▶ _WHAT TO DO_
All pictures are to be excluded when the data below is output verbatim.

....

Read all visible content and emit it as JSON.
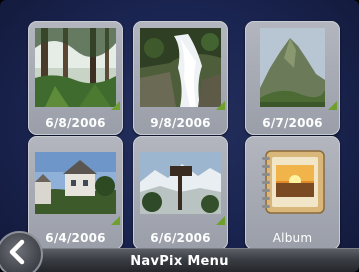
{
  "menu": {
    "title": "NavPix Menu",
    "back_icon": "chevron-left-icon"
  },
  "tiles": [
    {
      "label": "6/8/2006",
      "scene": "forest"
    },
    {
      "label": "9/8/2006",
      "scene": "waterfall"
    },
    {
      "label": "6/7/2006",
      "scene": "mountain"
    },
    {
      "label": "6/4/2006",
      "scene": "house"
    },
    {
      "label": "6/6/2006",
      "scene": "signpost"
    },
    {
      "label": "Album",
      "icon": "album-icon"
    }
  ],
  "colors": {
    "background": "#1a2450",
    "tile": "#a8abb4",
    "corner_flag": "#6fa02e"
  }
}
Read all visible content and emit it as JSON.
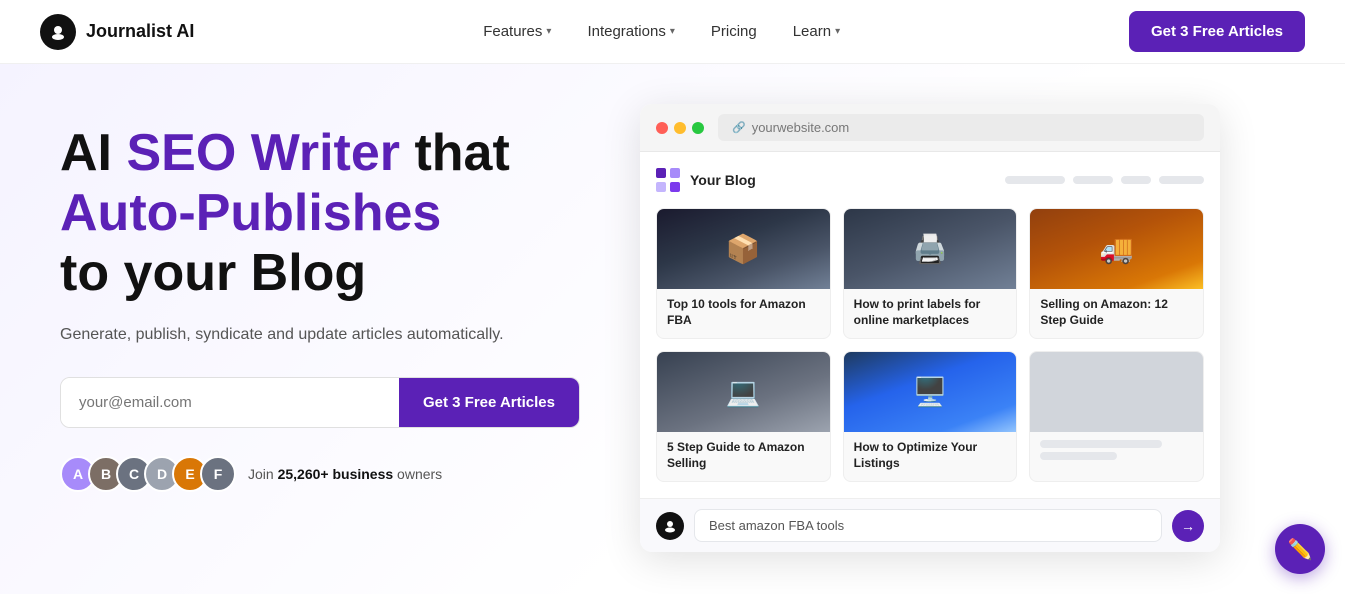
{
  "nav": {
    "logo_text": "Journalist AI",
    "links": [
      {
        "label": "Features",
        "has_dropdown": true
      },
      {
        "label": "Integrations",
        "has_dropdown": true
      },
      {
        "label": "Pricing",
        "has_dropdown": false
      },
      {
        "label": "Learn",
        "has_dropdown": true
      }
    ],
    "cta_label": "Get 3 Free Articles"
  },
  "hero": {
    "title_part1": "AI ",
    "title_purple": "SEO Writer",
    "title_part2": " that",
    "title_line2": "Auto-Publishes",
    "title_line3": "to your Blog",
    "subtitle": "Generate, publish, syndicate and update articles automatically.",
    "email_placeholder": "your@email.com",
    "cta_label": "Get 3 Free Articles",
    "social_text": "Join ",
    "social_bold": "25,260+ business",
    "social_text2": " owners"
  },
  "browser": {
    "url": "yourwebsite.com",
    "blog_name": "Your Blog",
    "cards": [
      {
        "img_type": "amazon-boxes",
        "title": "Top 10 tools for Amazon FBA"
      },
      {
        "img_type": "labels",
        "title": "How to print labels for online marketplaces"
      },
      {
        "img_type": "delivery",
        "title": "Selling on Amazon: 12 Step Guide"
      },
      {
        "img_type": "laptop-typing",
        "title": "5 Step Guide to Amazon Selling"
      },
      {
        "img_type": "laptop-screen",
        "title": "How to Optimize Your Listings"
      },
      {
        "img_type": "blank",
        "title": ""
      }
    ],
    "chat_placeholder": "Best amazon FBA tools",
    "chat_send_icon": "→"
  },
  "chat_widget": {
    "icon": "✏️"
  }
}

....

▶ _COMPLETED EXERCISE_
Read all visible content and emit it as JSON.
{
  "menu": {
    "title": "NavPix Menu",
    "back_icon": "chevron-left-icon"
  },
  "tiles": [
    {
      "label": "6/8/2006",
      "scene": "forest"
    },
    {
      "label": "9/8/2006",
      "scene": "waterfall"
    },
    {
      "label": "6/7/2006",
      "scene": "mountain"
    },
    {
      "label": "6/4/2006",
      "scene": "house"
    },
    {
      "label": "6/6/2006",
      "scene": "signpost"
    },
    {
      "label": "Album",
      "icon": "album-icon"
    }
  ],
  "colors": {
    "background": "#1a2450",
    "tile": "#a8abb4",
    "corner_flag": "#6fa02e"
  }
}
Read all visible content and emit it as JSON.
{
  "nav": {
    "logo_text": "Journalist AI",
    "links": [
      {
        "label": "Features",
        "has_dropdown": true
      },
      {
        "label": "Integrations",
        "has_dropdown": true
      },
      {
        "label": "Pricing",
        "has_dropdown": false
      },
      {
        "label": "Learn",
        "has_dropdown": true
      }
    ],
    "cta_label": "Get 3 Free Articles"
  },
  "hero": {
    "title_part1": "AI ",
    "title_purple": "SEO Writer",
    "title_part2": " that",
    "title_line2": "Auto-Publishes",
    "title_line3": "to your Blog",
    "subtitle": "Generate, publish, syndicate and update articles automatically.",
    "email_placeholder": "your@email.com",
    "cta_label": "Get 3 Free Articles",
    "social_text": "Join ",
    "social_bold": "25,260+ business",
    "social_text2": " owners"
  },
  "browser": {
    "url": "yourwebsite.com",
    "blog_name": "Your Blog",
    "cards": [
      {
        "img_type": "amazon-boxes",
        "title": "Top 10 tools for Amazon FBA"
      },
      {
        "img_type": "labels",
        "title": "How to print labels for online marketplaces"
      },
      {
        "img_type": "delivery",
        "title": "Selling on Amazon: 12 Step Guide"
      },
      {
        "img_type": "laptop-typing",
        "title": "5 Step Guide to Amazon Selling"
      },
      {
        "img_type": "laptop-screen",
        "title": "How to Optimize Your Listings"
      },
      {
        "img_type": "blank",
        "title": ""
      }
    ],
    "chat_placeholder": "Best amazon FBA tools",
    "chat_send_icon": "→"
  },
  "chat_widget": {
    "icon": "✏️"
  }
}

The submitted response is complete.